The final pair of session one was a pre-view of the semis with a different result. Paired were #1 & #2 in the points, Jim Murphy in his WW2 Racing entry and Adam Sorokin in the VanDyke Motorsports - Champion Speed Shop car.







Both cars had agressive early numbers.










Nipping a couple of pistons in the process, Murphy carded a 5.80 (low for the session) at 230.35 while Sorokin shut off a tad early to a 6.02 at 212.86.








Page 2 - Top Fuel Quaifying Session 2

Page 3 - Top Fuel Elimination Round 1

Page 4 - Top Fuel Elimination Rounds 2 - Final

Page 5 - Funny Cars

Page 6 - Everything Else


Related Sites

High Speed Motorsports

Nitro Thunder Racing

WW2 Racing

Email For Photographer Contact Information




BAKERSFIELD, Calif. (Sept. 1, 2010) – The dates have been announced for the 53rd running of nostalgia drag racing’s premier event, the 2011 March Meet. The three-day event will take place March 18-20, 2011 at Auto Club Famoso Raceway, just outside Bakersfield, Calif.

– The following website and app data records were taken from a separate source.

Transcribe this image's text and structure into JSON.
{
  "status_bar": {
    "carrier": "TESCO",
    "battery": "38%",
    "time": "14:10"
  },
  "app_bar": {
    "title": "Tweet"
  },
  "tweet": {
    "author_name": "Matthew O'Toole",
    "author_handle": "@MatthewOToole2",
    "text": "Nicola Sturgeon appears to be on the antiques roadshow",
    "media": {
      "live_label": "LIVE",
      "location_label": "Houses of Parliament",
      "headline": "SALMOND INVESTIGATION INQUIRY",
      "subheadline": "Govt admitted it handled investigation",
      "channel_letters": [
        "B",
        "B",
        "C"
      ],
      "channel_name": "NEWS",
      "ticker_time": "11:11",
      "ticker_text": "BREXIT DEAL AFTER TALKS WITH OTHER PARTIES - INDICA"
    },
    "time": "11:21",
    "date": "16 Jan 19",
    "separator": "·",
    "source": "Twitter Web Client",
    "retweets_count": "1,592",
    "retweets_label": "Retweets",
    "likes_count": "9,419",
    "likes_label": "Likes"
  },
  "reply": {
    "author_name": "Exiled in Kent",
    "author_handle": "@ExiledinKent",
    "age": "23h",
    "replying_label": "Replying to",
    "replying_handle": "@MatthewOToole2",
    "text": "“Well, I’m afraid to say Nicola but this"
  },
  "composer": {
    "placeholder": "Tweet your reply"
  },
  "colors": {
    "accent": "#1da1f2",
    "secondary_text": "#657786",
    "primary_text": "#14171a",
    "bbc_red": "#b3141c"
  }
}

"Traditionally, the March Meet is held the first week of March", said Blake Bowser, vice president and general manager of the Kern County Racing Association, operators of Auto Club Famoso and producers of the fabled March Meet.

“We decided to hold the March Meet later in the month for a few reasons,” Bowser explained. “The first and second weekend of March may be too close to the NHRA Winternationals. Traditionally the Winternationals is held in early February. In 2011 the Winternationals will be held the last weekend of February. A lot of our local race fans want to attend both, but it gets difficult for them when they are held only a few weeks apart. Also, thanks to the NHRA, we use the Winternationals as a promotional springboard to help kick-off the March Meet. The extra few weeks give us more time to get the word out.”

Bowser also said that many NHRA racers such as Robert Hight, Ron Capps, Gary Densham, Cruz Pedregon and Jack Beckman enjoy competing in and/or attending the March Meet every year. “The fans love it too when the NHRA stars attend. The way the 2011 NHRA schedule falls, there’s no NHRA race the third week in March, so there’s no conflict. Everyone wins.”

Weather is also a factor in the move, Bowser said. “Typically, as the month of March goes on, we see warmer weather, which can only help. It will make for better racing conditions. Plus, Daylight Savings will have already taken place. This will give us an extra hour of sunlight which will let us run a bit later under good conditions.”

Lastly, Bowser said the move to later in the month has some luck involved: luck of the Irish. “The Thursday before the March Meet is usually when we have our kick-off party,” he said. “In 2011, the Thursday before the March Meet is St Patrick's Day (Mar. 17). How fun can that be?”

March Meet ticket sales and prices, as well as other race information, including downloadable forms for race entries, car show registration and camping will be posted soon at Famoso Raceway

Now celebrating 53 years of racing, the March Meet is a three-day speedfest that enthusiasts call ‘the jewel of Nostalgia Racing.’ It attracts drag racers and spectators from around the world and also includes a hot rod car show, swap meet and a vendors’ midway. The 2011 March Meet will be held Mar. 18-20 at historic Auto Club Famoso Raceway

The Kern County Racing Association operates Auto Club Famoso Raceway (just north of Bakersfield, Calif.) and promotes a full schedule of races year round, including the world famous March Meet, which is recognized as the Mecca of nostalgia drag racing. For more details, visit  Famoso Raceway


Make your hotel reservations NOW!





NEW For the Real Race Fanatic




Join Now

Members Site Map || Visitors Site Map

Site Copyright Ewald Enterprises, 1998-2010. All Rights Reserved. is a
Left Coast Graphics  Web Property.

Return to Top